Connecting ROI to tractor-to-trailer back-of-cab components
Connect with us
Close Sidebar Panel Open Sidebar Panel


Connecting ROI to tractor-to-trailer air, electrical back-of-cab components


As the industry is met with a rise in technological advancements and innovation, back-of-cab configuration of air and electrical trailer connections have been running on cruise control. Most fleets use what’s always worked and spend their energy figuring out the other stuff.

Click Here to Read More

Over the last several years, however, accelerated product development and design for back-of-cab components are offering fleets more choices to change the dynamic of this product category. By taking it from a pure cost of doing business to an opportunity for ROI, fleets are simplifying installations and limiting service requirements at this critical junction on their truck and trailer combinations.

Hauling loads on time depends on this connection working properly with minimal downtime. And properly installing equipment like back-of-cab componentry can be time-consuming in a shop, and on-road repairs and replacements can eat up more time and money – time and money that could be used elsewhere.


A typical tractor-trailer has a minimum of three lines for connecting the tractor’s power and pneumatics to the trailer when the vehicle is in operation. While what a fleet specifies when ordering new trucks is its own prerogative, parts, such as quality cables and plugs, should be considered along with proper support for those cables. With a problem-solving approach, Phillips has been a big proponent of finding product solutions that work for a fleet to increase ROI in this area.

One of the initial changes in the industry in this product category has come with the switch from coiled to straight lines. Today about 70% of Phillips air and electrical line demand, for example, is satisfied with straight versions. While air and electrical lines come in both coiled and straight versions serving the same function, Phillips has learned that straight cables are more durable and resilient than their coiled counterparts. The drawbacks of coiled cables are that they are more prone to sag and drag on the deck plate and get tangled with one another, increasing the chances of kinks. Kinks in air lines are irreversible and restrict airflow. Coiled cables requiring frequent replacement increase downtime and CSA violations.


More recently, there has been a shift in the market to 3-IN-1 combination assemblies. Combination assemblies offer a unique take on cable protection. They combine straight rubber air lines and straight electrical cables into one protective unit combined in spiral wrap, avoiding tangles and providing abrasion protection.
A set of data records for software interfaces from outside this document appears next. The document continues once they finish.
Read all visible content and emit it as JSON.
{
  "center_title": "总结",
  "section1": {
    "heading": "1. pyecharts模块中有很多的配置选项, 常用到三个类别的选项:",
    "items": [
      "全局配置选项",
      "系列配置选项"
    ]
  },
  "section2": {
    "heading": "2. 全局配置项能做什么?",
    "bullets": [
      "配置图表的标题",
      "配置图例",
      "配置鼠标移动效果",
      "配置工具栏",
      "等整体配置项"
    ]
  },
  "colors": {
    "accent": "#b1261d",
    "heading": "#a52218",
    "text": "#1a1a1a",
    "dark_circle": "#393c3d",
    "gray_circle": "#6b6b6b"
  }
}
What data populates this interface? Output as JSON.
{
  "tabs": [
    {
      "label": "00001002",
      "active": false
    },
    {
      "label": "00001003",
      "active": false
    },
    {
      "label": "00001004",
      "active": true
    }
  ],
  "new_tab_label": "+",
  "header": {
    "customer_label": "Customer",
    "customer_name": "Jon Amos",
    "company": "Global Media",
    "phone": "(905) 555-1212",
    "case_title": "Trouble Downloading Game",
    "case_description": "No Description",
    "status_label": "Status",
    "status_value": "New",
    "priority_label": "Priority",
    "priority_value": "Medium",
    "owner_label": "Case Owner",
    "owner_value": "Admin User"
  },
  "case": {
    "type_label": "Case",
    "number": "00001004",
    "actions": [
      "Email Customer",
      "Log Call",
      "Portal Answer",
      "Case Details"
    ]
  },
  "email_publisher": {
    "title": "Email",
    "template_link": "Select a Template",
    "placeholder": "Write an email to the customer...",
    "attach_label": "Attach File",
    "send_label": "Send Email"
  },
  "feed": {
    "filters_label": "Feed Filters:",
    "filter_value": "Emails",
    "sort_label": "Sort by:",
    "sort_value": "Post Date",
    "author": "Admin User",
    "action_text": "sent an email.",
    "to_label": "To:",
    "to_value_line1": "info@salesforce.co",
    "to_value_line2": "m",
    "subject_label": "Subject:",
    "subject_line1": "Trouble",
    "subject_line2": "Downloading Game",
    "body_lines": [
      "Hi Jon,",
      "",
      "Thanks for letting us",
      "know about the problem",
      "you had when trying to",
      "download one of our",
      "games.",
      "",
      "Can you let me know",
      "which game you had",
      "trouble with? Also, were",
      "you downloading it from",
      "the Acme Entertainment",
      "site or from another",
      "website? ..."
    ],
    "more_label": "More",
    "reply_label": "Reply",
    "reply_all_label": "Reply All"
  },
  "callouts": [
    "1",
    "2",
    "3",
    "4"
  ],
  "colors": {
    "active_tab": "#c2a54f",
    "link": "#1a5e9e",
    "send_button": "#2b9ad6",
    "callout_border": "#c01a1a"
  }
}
And although heavier in weight, using appropriate cable support that is installed properly keeps these lines off the deck plate, further diminishing the chance of damage and unscheduled downtime.

After the introduction and acceptance by the industry of 3-IN-1 combos, Phillips saw the next logical step to reduce the cost of back-of-cab components with an all-in-one Power Air Kit (PAK). Phillips PAKs are offer in three different tiered solutions for replacing any level back-of-cab system from premium, to superior, to essential. They combine ready-to-install, factory-assembled, tractor-to-trailer connection components. These include air and electrical lines, pre-installed gladhands, and cable support designed to save time and money under one part number. Phillips has introduced this product solution with hands-on training at fleets and distributors. A PAK is simple to install and ensures the correct combination of durable products for reliable tractor-to-trailer connections.


What has not changed very much for the back-of-cab componentry is that routine maintenance is essential. Nothing is indestructible. Without proper care, even the best products can fall into disrepair. It is imperative that drivers perform their walk-throughs regularly and that scheduled routine maintenance ensures cables are well supported and in good working order. Electrical plugs and sockets should be cleaned and greased, and cables can be tested for continuity to ensure all circuits are in working order. Gladhands should be inspected for seal replacement, loose detent and connector plates, and even signs of corrosion. Any issues found should be addressed immediately, either with repair or replacement.


By spec’ing, properly installing, and maintaining the cables that link the tractor to the trailer, fleets can ensure an uninterrupted ride and avoid the pitfalls that lead to downtime with the strongest link possible.

Liam Ballatori is a product manager at Phillips Industries. Visit the Phillips Industries to learn more.

Fleet Equipment Magazine